What the exercise asks:
Make an exact copy of the records, with the images left out.

Stored data:
-- Opening Marker --

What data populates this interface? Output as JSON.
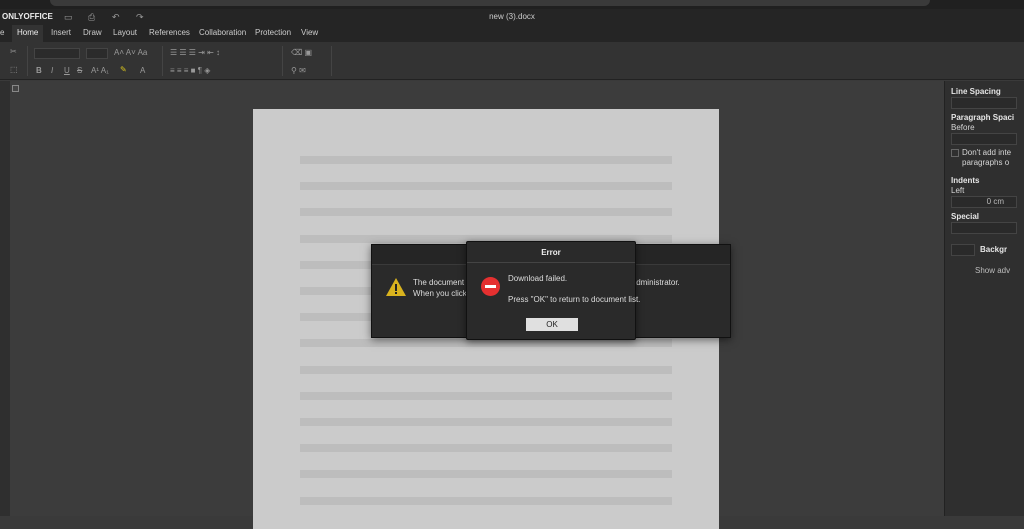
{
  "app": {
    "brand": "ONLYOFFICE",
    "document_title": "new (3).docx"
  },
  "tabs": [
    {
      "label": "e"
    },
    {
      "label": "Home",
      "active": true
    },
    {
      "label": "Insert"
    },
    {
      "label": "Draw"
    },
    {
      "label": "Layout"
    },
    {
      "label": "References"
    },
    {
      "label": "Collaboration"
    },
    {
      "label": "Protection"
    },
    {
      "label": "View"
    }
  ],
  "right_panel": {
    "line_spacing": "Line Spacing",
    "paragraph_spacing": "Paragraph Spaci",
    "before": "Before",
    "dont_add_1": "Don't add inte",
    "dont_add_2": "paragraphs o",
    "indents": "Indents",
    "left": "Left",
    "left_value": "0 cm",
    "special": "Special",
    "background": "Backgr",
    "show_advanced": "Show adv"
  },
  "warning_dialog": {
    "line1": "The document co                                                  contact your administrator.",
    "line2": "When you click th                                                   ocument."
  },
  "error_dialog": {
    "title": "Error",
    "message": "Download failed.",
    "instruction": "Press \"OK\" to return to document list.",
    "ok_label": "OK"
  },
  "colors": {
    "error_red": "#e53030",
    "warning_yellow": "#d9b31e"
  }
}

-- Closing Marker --

Answer:
What data populates this interface? Output as JSON.
{
  "app": {
    "brand": "ONLYOFFICE",
    "document_title": "new (3).docx"
  },
  "tabs": [
    {
      "label": "e"
    },
    {
      "label": "Home",
      "active": true
    },
    {
      "label": "Insert"
    },
    {
      "label": "Draw"
    },
    {
      "label": "Layout"
    },
    {
      "label": "References"
    },
    {
      "label": "Collaboration"
    },
    {
      "label": "Protection"
    },
    {
      "label": "View"
    }
  ],
  "right_panel": {
    "line_spacing": "Line Spacing",
    "paragraph_spacing": "Paragraph Spaci",
    "before": "Before",
    "dont_add_1": "Don't add inte",
    "dont_add_2": "paragraphs o",
    "indents": "Indents",
    "left": "Left",
    "left_value": "0 cm",
    "special": "Special",
    "background": "Backgr",
    "show_advanced": "Show adv"
  },
  "warning_dialog": {
    "line1": "The document co                                                  contact your administrator.",
    "line2": "When you click th                                                   ocument."
  },
  "error_dialog": {
    "title": "Error",
    "message": "Download failed.",
    "instruction": "Press \"OK\" to return to document list.",
    "ok_label": "OK"
  },
  "colors": {
    "error_red": "#e53030",
    "warning_yellow": "#d9b31e"
  }
}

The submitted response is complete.